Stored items
*** Block opens ***

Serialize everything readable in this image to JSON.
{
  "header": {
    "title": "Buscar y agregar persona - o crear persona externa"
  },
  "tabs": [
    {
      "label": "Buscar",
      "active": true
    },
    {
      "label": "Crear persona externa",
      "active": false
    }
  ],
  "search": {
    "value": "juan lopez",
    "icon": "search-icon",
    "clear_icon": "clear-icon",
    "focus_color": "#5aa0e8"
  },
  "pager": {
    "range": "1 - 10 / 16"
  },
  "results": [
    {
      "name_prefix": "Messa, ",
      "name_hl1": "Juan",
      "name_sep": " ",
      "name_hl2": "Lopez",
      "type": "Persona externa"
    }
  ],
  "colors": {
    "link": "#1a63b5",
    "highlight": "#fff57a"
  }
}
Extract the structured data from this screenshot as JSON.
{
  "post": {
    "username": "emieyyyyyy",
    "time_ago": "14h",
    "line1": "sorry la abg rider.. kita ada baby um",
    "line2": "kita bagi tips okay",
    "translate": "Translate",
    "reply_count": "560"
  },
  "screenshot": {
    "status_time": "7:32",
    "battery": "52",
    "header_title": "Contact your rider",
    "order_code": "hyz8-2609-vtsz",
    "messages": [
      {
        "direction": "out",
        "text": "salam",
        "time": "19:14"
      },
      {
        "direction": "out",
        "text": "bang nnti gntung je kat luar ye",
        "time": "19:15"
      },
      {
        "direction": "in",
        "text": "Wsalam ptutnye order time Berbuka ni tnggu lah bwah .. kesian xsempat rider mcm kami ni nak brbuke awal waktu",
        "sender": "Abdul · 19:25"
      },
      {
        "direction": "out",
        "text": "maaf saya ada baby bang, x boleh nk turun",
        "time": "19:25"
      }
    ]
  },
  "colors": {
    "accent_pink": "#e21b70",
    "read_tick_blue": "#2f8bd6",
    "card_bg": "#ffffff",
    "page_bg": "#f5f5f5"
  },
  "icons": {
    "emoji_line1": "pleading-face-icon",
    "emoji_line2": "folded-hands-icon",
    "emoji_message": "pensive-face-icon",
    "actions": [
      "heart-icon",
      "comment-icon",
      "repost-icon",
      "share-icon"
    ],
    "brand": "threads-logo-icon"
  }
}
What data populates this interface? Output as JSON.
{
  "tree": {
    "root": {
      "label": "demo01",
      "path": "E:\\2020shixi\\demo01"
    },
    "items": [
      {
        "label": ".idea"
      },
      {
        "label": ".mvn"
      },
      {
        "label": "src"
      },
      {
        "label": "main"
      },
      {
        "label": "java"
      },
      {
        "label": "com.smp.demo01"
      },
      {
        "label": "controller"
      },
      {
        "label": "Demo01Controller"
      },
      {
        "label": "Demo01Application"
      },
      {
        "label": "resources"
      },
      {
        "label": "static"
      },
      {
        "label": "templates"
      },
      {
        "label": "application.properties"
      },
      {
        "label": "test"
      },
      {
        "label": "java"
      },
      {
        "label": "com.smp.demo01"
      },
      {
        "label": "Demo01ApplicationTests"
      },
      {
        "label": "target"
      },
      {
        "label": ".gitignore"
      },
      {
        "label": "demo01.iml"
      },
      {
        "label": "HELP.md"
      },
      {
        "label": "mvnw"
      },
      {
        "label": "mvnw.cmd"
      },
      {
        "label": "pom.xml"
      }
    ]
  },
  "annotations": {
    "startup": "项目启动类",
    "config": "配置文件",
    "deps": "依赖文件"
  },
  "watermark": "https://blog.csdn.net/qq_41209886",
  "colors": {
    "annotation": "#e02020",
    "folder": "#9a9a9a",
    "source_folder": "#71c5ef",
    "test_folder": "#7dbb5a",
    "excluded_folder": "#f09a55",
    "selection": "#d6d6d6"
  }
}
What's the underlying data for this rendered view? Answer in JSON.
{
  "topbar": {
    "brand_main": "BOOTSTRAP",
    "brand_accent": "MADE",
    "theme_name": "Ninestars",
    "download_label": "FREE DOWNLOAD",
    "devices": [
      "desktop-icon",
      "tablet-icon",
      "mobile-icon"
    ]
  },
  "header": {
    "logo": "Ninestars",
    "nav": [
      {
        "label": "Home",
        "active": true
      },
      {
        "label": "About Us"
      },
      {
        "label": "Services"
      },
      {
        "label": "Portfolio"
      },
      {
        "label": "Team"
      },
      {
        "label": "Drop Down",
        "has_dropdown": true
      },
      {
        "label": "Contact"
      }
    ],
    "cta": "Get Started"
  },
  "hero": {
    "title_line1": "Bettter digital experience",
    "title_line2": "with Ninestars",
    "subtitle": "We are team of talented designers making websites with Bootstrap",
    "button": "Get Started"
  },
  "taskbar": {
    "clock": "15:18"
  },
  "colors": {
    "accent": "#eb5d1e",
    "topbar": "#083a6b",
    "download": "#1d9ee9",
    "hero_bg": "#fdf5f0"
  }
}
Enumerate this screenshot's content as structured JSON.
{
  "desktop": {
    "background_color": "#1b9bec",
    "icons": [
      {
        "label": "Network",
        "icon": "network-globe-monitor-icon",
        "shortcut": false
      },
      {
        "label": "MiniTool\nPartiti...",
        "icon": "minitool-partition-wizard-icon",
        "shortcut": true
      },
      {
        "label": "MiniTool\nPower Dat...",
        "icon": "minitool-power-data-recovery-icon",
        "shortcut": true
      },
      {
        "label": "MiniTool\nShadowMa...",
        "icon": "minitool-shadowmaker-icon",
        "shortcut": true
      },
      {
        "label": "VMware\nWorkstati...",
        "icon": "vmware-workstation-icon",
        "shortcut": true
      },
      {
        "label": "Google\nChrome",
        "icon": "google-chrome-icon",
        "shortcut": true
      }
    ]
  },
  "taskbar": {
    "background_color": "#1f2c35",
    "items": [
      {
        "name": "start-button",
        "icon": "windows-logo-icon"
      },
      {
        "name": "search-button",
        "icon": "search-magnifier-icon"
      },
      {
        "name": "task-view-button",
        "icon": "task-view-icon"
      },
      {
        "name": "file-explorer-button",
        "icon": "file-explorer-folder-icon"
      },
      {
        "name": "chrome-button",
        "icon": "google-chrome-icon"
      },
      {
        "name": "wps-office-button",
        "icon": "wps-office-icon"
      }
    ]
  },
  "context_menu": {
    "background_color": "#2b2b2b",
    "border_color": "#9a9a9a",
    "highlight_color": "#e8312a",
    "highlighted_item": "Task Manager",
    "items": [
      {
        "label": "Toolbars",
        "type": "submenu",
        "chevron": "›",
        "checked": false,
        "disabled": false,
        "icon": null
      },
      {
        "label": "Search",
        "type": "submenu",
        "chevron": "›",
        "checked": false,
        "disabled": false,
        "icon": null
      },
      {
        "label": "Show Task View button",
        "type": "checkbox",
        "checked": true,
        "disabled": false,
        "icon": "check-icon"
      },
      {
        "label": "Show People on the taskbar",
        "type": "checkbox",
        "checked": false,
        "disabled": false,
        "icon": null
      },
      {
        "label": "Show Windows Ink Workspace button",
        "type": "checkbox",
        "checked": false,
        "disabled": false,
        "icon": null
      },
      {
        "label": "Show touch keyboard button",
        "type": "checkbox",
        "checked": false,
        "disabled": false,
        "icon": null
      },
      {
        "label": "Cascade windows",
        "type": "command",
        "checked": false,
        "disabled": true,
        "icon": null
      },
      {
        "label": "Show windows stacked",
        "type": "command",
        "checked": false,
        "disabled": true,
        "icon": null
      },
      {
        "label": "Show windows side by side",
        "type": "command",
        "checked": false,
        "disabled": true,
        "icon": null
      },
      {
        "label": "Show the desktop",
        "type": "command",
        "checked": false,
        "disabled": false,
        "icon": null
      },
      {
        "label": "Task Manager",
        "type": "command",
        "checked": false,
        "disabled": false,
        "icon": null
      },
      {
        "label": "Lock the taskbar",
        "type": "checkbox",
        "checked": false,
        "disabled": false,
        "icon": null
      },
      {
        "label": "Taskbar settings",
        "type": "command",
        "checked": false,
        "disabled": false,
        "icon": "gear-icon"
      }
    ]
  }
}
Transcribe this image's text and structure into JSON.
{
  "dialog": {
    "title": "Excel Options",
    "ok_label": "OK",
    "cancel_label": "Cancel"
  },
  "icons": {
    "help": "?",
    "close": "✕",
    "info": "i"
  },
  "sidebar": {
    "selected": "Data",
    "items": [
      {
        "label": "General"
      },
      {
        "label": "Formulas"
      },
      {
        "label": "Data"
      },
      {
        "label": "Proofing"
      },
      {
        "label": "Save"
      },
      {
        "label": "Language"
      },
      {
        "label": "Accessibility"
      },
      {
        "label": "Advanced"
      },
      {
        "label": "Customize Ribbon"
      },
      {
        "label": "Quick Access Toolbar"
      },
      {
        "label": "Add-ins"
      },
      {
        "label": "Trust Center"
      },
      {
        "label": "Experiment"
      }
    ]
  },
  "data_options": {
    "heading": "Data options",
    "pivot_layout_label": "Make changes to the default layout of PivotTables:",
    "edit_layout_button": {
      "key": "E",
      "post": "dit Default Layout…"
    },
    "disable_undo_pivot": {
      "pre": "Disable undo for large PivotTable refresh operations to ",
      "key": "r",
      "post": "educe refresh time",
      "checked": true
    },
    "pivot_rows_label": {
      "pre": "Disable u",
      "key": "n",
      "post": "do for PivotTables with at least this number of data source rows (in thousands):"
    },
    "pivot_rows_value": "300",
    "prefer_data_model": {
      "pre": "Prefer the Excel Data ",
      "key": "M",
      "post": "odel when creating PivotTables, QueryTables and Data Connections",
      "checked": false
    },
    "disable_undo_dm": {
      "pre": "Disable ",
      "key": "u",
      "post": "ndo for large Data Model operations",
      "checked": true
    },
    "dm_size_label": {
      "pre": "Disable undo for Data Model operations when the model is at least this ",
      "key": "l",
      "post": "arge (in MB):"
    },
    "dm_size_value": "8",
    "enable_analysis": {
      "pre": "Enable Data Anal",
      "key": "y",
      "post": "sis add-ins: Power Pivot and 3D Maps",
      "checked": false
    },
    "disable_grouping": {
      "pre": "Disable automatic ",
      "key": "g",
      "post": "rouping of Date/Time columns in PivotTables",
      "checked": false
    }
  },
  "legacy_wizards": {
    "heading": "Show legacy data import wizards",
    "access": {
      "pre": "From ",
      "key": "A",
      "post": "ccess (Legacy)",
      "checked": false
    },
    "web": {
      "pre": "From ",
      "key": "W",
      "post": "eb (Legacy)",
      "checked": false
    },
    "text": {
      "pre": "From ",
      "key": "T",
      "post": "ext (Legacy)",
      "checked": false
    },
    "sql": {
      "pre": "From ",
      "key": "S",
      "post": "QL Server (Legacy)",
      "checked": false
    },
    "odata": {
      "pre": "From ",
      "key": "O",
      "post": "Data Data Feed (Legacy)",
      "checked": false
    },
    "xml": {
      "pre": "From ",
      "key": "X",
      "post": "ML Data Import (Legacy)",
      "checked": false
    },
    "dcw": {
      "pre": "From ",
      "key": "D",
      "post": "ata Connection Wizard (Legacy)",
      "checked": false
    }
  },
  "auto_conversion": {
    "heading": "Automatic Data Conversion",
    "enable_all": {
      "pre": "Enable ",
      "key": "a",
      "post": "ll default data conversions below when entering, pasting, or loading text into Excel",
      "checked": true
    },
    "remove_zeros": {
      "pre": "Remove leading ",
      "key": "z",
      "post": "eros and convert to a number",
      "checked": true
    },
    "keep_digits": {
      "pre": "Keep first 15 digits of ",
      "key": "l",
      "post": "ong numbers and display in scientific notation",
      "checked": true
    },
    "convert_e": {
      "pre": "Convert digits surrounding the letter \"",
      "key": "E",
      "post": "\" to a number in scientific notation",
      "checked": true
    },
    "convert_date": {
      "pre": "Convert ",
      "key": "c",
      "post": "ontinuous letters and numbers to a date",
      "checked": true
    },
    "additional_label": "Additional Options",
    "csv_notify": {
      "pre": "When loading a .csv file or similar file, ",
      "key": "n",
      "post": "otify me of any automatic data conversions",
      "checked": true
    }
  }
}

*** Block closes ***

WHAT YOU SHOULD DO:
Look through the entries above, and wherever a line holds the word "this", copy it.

ANSWER FOR THE TASK:
Serialize everything readable in this image to JSON.
Extract the structured data from this screenshot as JSON.
What data populates this interface? Output as JSON.
What's the underlying data for this rendered view? Answer in JSON.
Enumerate this screenshot's content as structured JSON.
Transcribe this image's text and structure into JSON.
      "post": "do for PivotTables with at least this number of data source rows (in thousands):"
      "pre": "Disable undo for Data Model operations when the model is at least this ",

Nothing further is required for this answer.